Here’s a snapshot of how new taxes will roll out for an average consumer in Los Angeles:
Currently, for legal medical cannabis, there is no specific state tax on cannabis and the city tax is 6 percent, which is usually incorporated into the sale price at the counter.
When the recreational market opens in January, an eighth-ounce bag that sells for $35 will be subject to a 15 percent state tax. A city business tax that typically gets passed on to consumers will add another 10 percent, and then the buyer will be hit with the usual sales tax, about 10 percent in L.A.
Businesses are being saddled with new taxes and costs on cultivation, distribution and testing, which will be rolled into the consumer price.
Together, operators say, that will push retail prices to $50 or $60 for that eighth-ounce purchase.
As for medical, the city tax would be lower, 5 percent, but retailers say that’s sometimes not passed on to the consumer.
Consumers with a valid medical marijuana identification card will not pay sales taxes.
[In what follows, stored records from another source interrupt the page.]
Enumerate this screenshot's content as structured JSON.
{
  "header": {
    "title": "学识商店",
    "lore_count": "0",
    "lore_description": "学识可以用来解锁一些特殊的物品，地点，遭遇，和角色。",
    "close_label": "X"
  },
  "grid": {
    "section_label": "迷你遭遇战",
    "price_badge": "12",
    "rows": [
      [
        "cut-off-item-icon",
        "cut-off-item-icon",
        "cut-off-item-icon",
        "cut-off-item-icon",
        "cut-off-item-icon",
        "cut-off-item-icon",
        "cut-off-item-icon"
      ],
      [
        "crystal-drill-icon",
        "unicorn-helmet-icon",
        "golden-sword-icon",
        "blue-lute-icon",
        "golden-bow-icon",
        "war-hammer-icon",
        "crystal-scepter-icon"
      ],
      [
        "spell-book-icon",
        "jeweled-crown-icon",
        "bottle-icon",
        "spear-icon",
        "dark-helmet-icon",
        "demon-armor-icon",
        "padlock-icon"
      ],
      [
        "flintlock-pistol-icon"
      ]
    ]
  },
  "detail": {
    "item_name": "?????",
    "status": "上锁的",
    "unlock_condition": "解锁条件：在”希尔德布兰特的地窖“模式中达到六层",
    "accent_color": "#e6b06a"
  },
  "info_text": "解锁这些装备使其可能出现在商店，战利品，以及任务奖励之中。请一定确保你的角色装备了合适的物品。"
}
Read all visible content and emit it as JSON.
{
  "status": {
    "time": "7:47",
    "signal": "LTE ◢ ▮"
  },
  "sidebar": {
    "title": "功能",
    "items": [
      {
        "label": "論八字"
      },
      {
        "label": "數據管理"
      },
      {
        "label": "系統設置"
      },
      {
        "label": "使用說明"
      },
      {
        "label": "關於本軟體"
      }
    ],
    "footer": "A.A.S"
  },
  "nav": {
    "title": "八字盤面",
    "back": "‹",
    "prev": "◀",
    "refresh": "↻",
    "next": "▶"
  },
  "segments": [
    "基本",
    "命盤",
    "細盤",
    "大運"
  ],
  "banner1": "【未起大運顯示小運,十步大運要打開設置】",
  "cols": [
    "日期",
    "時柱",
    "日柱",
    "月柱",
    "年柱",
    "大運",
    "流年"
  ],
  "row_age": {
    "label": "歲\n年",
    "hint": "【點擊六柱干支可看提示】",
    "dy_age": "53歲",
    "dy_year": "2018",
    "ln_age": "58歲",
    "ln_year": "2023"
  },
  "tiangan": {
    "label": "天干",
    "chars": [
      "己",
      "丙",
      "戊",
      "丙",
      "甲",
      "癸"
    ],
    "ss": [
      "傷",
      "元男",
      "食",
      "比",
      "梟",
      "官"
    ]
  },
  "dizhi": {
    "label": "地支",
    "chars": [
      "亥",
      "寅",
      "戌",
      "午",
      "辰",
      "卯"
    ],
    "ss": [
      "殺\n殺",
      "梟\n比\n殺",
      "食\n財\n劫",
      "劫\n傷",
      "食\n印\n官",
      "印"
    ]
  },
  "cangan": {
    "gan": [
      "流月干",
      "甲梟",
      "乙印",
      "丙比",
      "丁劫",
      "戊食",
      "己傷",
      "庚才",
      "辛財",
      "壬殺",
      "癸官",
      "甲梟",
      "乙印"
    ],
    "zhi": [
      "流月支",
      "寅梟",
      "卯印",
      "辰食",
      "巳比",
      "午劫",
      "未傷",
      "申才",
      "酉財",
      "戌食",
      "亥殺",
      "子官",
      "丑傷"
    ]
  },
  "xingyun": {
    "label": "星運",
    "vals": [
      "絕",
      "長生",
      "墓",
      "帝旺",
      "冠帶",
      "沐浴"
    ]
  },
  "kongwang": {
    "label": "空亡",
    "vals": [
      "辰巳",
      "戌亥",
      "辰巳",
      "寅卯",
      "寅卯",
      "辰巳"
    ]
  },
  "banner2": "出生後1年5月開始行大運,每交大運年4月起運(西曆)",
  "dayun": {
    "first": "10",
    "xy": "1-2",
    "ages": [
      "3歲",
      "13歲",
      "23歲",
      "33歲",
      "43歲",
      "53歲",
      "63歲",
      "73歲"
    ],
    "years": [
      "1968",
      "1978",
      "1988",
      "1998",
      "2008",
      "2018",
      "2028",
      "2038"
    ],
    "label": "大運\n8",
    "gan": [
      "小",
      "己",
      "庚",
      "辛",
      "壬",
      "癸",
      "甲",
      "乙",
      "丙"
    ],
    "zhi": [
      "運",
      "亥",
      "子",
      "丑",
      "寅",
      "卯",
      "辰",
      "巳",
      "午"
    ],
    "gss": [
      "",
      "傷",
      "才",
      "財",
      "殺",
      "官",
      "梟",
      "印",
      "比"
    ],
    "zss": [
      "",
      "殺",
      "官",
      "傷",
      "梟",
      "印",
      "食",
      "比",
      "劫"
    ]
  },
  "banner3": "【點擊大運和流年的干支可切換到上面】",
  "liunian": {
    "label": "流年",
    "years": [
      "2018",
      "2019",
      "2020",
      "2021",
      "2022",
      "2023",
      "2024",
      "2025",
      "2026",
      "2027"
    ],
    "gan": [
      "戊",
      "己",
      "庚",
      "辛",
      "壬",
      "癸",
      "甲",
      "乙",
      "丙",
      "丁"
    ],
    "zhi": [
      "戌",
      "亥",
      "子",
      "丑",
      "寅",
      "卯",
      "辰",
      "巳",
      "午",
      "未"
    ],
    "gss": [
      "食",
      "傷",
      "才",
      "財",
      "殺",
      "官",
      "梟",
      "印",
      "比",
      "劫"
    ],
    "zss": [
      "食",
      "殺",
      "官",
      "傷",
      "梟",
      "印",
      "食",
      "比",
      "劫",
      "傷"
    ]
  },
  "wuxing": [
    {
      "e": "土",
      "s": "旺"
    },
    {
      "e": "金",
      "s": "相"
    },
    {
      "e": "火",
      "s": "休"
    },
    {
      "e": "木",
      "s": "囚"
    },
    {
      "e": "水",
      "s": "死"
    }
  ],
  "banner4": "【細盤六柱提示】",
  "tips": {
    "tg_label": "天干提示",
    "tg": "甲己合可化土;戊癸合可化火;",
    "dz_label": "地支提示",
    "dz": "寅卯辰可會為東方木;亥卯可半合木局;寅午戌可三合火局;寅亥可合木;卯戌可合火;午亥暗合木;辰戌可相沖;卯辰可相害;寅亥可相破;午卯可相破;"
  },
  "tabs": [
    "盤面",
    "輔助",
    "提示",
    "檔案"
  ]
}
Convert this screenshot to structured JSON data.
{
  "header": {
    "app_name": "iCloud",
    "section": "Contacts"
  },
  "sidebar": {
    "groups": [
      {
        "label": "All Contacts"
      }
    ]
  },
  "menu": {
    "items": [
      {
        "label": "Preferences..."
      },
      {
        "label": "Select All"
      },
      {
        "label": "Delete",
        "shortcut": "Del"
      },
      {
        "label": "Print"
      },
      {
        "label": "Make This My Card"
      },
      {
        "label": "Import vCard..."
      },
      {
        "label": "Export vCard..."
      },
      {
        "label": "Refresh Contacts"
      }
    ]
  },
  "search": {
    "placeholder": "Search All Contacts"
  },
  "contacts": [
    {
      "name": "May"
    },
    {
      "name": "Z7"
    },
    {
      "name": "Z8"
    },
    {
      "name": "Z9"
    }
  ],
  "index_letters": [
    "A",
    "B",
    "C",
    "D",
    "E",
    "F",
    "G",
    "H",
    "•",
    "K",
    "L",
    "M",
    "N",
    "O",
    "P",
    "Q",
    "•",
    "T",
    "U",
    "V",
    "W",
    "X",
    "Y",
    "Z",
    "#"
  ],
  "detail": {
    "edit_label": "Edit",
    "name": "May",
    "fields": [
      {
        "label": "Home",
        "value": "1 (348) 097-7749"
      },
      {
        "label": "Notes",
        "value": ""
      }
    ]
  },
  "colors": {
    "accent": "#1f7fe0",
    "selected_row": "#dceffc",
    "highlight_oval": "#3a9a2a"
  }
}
So if your 18+ and do not want to pay those additional taxes on cannabis get your recommendation online by filling out our Patient Intake Form. If your under the age of 21 you will need to have a valid medical marijuana recommendation to purchase medicine.
A report last week from financial analysts Fitch Ratings concluded that state and local taxes could balloon to 45 percent for recreational marijuana in some communities.
“The existing black market for cannabis may prove formidable competitor to legal markets if new taxes lead to higher prices than available from illicit sources,” the report warned.
Some predict that prices will eventually come down as the legal market matures.
Other states with legal recreational pot have restructured taxes over time.
Washington state, for example, initially imposed separate 25 percent taxes up to three times: when the grower sold it to the processor, when the processor sold it to the retailer and at the point of public sale. In 2015 that was pushed down to a 37 percent tax at the point of retail sale, plus sales tax. In Seattle, that combined rate is about 47 percent for recreational sales.
“While our members, like any other business sector, would like to see a lower tax rate, we have not seen any evidence that current tax rate is diverting people into the black market,” Aaron Pickus, a spokesman for the Washington CannaBusiness Association, an industry group, said in an email.
There are other barriers to unregulated businesses entering the new system.
Nicole Howell Neubert, a marijuana industry lawyer, said a retail business could easily ring up $200,000 in permitting and other costs associated with compliance in the new legal market.
“When you add to that high tax rates, you increase the number of reasons why someone might not be able to become regulated,” she said.